**Provided records:**
•••
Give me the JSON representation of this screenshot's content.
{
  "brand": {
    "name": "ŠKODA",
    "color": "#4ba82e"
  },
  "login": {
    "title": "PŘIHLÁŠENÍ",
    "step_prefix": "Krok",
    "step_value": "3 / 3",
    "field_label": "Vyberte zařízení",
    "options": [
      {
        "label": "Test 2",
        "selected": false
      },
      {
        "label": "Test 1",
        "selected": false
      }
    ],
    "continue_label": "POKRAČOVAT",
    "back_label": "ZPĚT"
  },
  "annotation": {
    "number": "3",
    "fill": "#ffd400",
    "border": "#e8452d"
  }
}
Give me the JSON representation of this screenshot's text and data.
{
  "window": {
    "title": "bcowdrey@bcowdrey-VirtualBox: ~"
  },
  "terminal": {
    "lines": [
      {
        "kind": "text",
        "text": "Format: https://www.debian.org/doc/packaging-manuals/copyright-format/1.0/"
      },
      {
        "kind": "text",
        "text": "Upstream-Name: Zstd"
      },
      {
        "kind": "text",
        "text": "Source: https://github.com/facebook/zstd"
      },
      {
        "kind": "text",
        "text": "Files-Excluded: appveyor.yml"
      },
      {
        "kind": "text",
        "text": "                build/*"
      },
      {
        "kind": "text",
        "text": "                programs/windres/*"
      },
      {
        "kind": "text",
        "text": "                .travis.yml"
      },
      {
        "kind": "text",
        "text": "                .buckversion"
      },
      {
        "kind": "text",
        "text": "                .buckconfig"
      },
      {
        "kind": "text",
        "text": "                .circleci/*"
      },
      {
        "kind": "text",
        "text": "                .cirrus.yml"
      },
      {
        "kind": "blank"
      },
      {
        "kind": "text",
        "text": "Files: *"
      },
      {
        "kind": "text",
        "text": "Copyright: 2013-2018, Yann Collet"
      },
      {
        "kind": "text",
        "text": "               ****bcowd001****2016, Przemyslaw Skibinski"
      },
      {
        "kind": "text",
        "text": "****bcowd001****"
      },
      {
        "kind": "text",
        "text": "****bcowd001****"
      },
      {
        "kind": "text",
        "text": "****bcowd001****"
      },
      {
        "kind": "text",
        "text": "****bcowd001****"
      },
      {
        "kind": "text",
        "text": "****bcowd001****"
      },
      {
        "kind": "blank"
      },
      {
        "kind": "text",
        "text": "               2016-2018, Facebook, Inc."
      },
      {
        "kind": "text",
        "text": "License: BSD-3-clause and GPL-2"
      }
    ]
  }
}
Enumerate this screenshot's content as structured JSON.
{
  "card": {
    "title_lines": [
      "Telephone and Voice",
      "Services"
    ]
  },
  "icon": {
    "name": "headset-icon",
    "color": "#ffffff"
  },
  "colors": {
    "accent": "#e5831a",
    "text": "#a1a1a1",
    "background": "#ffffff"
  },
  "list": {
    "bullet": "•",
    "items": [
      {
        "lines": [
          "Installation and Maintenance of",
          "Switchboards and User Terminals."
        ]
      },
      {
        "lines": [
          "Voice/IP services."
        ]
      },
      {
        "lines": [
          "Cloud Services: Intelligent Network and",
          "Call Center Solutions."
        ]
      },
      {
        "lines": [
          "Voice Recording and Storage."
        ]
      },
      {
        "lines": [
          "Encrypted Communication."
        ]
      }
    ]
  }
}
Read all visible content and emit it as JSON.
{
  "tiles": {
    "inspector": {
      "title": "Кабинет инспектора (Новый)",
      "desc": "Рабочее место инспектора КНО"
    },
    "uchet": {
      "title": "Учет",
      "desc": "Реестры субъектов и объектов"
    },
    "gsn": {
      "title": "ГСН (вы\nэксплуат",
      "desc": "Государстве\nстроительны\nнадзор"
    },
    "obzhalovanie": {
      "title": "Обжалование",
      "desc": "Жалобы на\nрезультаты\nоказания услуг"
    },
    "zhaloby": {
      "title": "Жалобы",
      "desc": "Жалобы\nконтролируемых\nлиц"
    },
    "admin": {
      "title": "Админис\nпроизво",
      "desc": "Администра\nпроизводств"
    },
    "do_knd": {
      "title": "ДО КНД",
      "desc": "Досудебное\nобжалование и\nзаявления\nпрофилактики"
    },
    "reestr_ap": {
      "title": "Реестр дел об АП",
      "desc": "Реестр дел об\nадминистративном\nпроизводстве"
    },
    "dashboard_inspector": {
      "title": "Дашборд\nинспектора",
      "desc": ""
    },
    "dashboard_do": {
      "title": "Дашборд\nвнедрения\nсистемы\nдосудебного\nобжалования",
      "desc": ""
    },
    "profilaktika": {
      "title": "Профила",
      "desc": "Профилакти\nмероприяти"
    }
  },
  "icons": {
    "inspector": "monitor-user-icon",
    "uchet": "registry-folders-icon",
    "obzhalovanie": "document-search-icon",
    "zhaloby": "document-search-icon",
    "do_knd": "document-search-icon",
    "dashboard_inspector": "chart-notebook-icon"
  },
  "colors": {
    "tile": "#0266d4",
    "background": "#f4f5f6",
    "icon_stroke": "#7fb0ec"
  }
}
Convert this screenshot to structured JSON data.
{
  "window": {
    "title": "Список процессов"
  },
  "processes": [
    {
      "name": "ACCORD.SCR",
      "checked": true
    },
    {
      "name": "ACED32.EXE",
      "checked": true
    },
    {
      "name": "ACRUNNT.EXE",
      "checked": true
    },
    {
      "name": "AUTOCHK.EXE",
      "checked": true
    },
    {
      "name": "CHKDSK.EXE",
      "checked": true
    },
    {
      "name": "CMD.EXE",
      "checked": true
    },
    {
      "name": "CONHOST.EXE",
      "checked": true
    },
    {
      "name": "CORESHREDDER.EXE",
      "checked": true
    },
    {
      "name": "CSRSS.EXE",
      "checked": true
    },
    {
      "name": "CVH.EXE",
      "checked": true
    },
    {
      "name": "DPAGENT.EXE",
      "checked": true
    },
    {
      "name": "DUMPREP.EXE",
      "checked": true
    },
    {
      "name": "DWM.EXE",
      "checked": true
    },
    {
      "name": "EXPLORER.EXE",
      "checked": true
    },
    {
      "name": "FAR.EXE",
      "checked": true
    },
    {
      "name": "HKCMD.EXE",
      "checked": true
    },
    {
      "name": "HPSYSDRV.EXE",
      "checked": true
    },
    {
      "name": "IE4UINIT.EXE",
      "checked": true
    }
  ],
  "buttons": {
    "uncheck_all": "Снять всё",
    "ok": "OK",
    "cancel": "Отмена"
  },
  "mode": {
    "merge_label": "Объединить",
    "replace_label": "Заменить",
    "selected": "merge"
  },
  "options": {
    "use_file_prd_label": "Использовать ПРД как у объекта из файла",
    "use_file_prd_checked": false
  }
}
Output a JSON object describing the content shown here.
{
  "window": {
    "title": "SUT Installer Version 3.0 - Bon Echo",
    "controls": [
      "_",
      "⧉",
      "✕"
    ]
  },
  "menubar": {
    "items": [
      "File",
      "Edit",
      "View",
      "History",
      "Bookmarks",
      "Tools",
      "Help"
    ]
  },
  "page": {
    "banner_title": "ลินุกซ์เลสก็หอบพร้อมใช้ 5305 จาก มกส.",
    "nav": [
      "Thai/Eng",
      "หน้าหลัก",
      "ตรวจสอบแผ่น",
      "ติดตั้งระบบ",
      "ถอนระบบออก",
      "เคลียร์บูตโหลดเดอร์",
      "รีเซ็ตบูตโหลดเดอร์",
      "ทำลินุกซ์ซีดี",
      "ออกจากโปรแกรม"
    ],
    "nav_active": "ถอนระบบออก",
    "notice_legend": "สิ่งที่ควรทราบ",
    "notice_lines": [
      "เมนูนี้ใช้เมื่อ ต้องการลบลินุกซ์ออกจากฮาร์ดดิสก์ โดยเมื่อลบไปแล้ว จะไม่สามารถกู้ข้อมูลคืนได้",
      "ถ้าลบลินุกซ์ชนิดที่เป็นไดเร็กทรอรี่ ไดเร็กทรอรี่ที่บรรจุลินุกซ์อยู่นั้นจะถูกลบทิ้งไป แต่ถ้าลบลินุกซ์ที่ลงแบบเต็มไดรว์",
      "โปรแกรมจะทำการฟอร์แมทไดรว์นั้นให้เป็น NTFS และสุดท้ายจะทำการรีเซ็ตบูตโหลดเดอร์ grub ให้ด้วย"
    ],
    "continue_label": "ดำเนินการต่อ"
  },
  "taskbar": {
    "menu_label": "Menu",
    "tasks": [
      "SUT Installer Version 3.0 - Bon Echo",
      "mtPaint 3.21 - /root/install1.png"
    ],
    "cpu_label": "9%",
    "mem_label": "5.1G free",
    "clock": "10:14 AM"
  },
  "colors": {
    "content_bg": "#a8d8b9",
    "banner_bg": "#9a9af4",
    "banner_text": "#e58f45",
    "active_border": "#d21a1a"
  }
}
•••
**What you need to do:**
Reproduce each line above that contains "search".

**Answer below:**
    "obzhalovanie": "document-search-icon",
    "zhaloby": "document-search-icon",
    "do_knd": "document-search-icon",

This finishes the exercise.